Meanwhile, considering the recent movements of the stock market, perhaps it will be a tougher job to gather capital from the investors of listed companies, especially realty firms, in the future. With the market correction since the beginning of March, real estate stocks have been the group with the most catastrophic decline in the market, with many of them losing up to 50% compared to the recent peak.
In the corporate bond channel, the recent scandals starting with the wrongdoings of the Tan Hoang Minh Group have shaken investor confidence and led to management agencies strengthening their solutions to strictly control new bond issues.
The three most important sources of capital for real estate—bank credit, stocks and bonds—are grappling with quite a few restrictions, urging businesses in this sector to come up with breakthrough strategies to find new ways to raise capital.
Solution for the next stage
Seeking finance from international organizations and foreign investors is an option taken by many developers of branded real estate projects in recent years. In the early months of 2022, nearly US$2.7 billion worth of registered FDI capital was “poured” into the real estate market of Vietnam, making it the second largest FDI magnet, after the manufacturing and processing industry, according to the Housing and Real Estate Market Management Agency at the Ministry of Construction.
As one of the fastest-growing economies in recent years and one of the few nations which managed to avoid a recession during the Covid-19 pandemic over the past two years, Vietnam is expected to further recover strongly and attract greater FDI inflows. Furthermore, with the policy of fiscal expansion and promotion of infrastructure investment, it is believed that the real estate market will benefit considerably and capture more FDI inflows.
Vietnam should also shape policies to invite international real estate investment funds and trusts over to open up opportunities to mobilize capital for domestic realty firms. For their part, these businesses not only need to step up the introduction and promotion of their activities, projects and images, but also have to put in efforts to make their information transparent and improve their business efficiency to gain the trust of foreign investors, seeking opportunities for joint ventures and consortiums to develop new projects.
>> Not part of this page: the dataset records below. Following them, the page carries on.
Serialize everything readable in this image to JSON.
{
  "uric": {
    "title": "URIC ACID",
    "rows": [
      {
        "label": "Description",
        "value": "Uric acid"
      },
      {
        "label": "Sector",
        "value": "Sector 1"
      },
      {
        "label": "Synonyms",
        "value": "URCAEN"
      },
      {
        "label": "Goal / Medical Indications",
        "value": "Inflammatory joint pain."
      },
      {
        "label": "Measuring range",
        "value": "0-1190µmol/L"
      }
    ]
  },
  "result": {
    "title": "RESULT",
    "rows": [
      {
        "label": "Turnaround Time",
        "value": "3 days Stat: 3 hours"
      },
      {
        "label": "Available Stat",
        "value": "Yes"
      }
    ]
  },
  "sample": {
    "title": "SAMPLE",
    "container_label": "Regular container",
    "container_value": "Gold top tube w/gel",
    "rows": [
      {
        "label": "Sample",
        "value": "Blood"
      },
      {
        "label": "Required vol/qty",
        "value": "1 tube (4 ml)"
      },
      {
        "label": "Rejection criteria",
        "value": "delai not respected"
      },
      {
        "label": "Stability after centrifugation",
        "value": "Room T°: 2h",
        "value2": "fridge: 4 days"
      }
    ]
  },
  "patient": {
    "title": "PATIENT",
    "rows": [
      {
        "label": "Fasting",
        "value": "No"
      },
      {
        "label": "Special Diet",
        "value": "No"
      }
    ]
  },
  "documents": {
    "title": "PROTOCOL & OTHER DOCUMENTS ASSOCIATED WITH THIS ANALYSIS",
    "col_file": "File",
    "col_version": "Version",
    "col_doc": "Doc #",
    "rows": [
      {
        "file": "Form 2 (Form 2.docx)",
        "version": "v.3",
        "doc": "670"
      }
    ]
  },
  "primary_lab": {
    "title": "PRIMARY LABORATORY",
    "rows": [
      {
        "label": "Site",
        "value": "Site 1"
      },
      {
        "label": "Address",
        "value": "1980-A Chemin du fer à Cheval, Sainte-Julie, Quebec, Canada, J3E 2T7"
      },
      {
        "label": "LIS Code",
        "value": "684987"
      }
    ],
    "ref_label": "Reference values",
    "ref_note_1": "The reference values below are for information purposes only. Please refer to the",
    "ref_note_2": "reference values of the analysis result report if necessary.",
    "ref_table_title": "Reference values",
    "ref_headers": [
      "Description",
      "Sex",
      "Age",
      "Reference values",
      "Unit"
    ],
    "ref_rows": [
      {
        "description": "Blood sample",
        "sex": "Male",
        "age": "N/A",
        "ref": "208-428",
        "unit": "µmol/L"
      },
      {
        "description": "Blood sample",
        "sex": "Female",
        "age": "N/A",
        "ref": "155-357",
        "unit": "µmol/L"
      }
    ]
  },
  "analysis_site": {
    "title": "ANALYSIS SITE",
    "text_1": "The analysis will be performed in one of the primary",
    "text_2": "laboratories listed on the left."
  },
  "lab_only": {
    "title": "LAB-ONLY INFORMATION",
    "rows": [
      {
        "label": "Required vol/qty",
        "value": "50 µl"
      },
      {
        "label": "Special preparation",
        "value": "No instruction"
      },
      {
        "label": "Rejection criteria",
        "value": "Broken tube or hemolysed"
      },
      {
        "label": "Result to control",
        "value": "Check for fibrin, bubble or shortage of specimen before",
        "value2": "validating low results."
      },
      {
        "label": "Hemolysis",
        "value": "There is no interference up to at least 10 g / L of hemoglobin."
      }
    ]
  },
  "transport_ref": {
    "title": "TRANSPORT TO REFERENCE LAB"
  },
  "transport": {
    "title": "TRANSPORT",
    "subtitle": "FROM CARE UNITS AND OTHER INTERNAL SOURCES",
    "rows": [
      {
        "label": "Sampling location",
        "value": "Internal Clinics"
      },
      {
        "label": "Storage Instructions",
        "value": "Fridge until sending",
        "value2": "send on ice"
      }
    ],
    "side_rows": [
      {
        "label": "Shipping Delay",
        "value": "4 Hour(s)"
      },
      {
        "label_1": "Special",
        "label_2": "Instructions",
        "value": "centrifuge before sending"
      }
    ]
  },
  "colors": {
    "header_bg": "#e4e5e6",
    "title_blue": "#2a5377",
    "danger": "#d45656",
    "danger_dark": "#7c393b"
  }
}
For the bank credit channel, it is essential to control speculative credit flows into the housing market to limit risks to the economy. That said, it is also necessary to adopt policies and solutions to ensure those actually in need of buying a house still have access to bank loans. Besides, the development of affordable housing projects for middle-income earners is the most crucial for the sustainable development of this market.
For the corporate bond market, despite the many recent “troubles” after a period of hot growth, it remains a popular capital mobilization tool for a lot of enterprises in developed economies. Therefore, in parallel with strict control, the operator needs to develop policies and expand mechanisms to help this market develop stably and sustainably in the coming time. It needs to become the primary medium- and long-term capital mobilization channel for the business community, especially realty firms, more so when the capital market of Vietnam is still at an early stage of development, with the money market only providing short-term loans.
Last but not least, authorities should further make or improve speculation control policies, prevent land prices in several provinces and cities from surging, and make planning transparent and public. This is aimed at preventing the situation in which, after each housing bubble, a vast amount of capital gets stuck in projects lacking a legal status or resources for further development.